But Garware expects the biggest growth to come from agriculture in India. He has begun designing all types of nets for this sector – from poly-tents to bird nets with designs to keep away insects, survive hail and sun, and enjoy a long life-span too. His two big challenges are (a) educating farmers, and (b) persuading state government to shorten the subsidy repayment cycle to farmers. Unlike drip irrigation companies which offer to collect the subsidy for the farmer, GTF prefers to design the solution, sell the product to the farmer, but does not want to get into the activity of trying to get reimbursement of subsidies for the farmers.
Related to agriculture is GTF’s focus on creating nets that prevent erosion of land in lakes, road embankments and even sea shores.
In some coastal areas, GTF has designed nets that actually allow the waves to bring in water and sand, but prevent the waters from carrying back the sand. Thus erosion is prevented, and in the few years, land is also reclaimed from the sea. On highways and canals, it designs solutions that prevent land erosion, and keep canal water flowing along specified channels and ensure that roads are not washed away. The nets thus save colossal amounts of collateral investments from being washed away.
Using similar technologies GTF works very closely with governments. It designs solutions to prevent rock erosion near tunnel-ways and highways.
“That is why we prefer to see ourselves as a textile unit – with weaving and yarn making capabilities. Our raw materials are different, our markets are different as well, but the underlying technologies and the principles are the same,” adds Garware.
To buttress his view, he points to how his defence applications division creates fabrics that protect radar installations from sun, sand and hail-stones, without affecting the transmission of the frequencies used in detecting objects they are been designed for. GTF managers say that their products have reduced the purchase bill for defence units by almost two-thirds. Wherever specialised skills are required, GTF partners with the appropriate technology partner – with an Israeli company for the radar protection covers.
Today, GTF makes tents for the defence sector, and ropes that are lighter than steel but over ten times stronger than steel. Such ropes are used by the shipping industry as well. It makes nets for sports – Wimbledon tennis courts, baseball, badminton and squash courts.
Today, GTF is no longer a domestic company. It operates in over 65 countries, with its own office in six. In some countries like Canada and Scotland, it enjoys a high market share. In other countries like Chile it is just about to make its presence felt.

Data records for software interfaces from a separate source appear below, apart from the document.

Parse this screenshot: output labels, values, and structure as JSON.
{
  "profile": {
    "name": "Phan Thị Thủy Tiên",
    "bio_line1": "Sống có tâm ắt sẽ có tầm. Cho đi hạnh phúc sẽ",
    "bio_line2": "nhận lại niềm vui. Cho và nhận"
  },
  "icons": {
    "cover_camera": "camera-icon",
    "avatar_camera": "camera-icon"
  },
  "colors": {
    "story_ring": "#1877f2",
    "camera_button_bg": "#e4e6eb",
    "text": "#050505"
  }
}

Given a global footprint and catering to sectors like food which are growing at an impressive pace, GTF does have its work cut out. It could be a company to watch very closely in the coming years.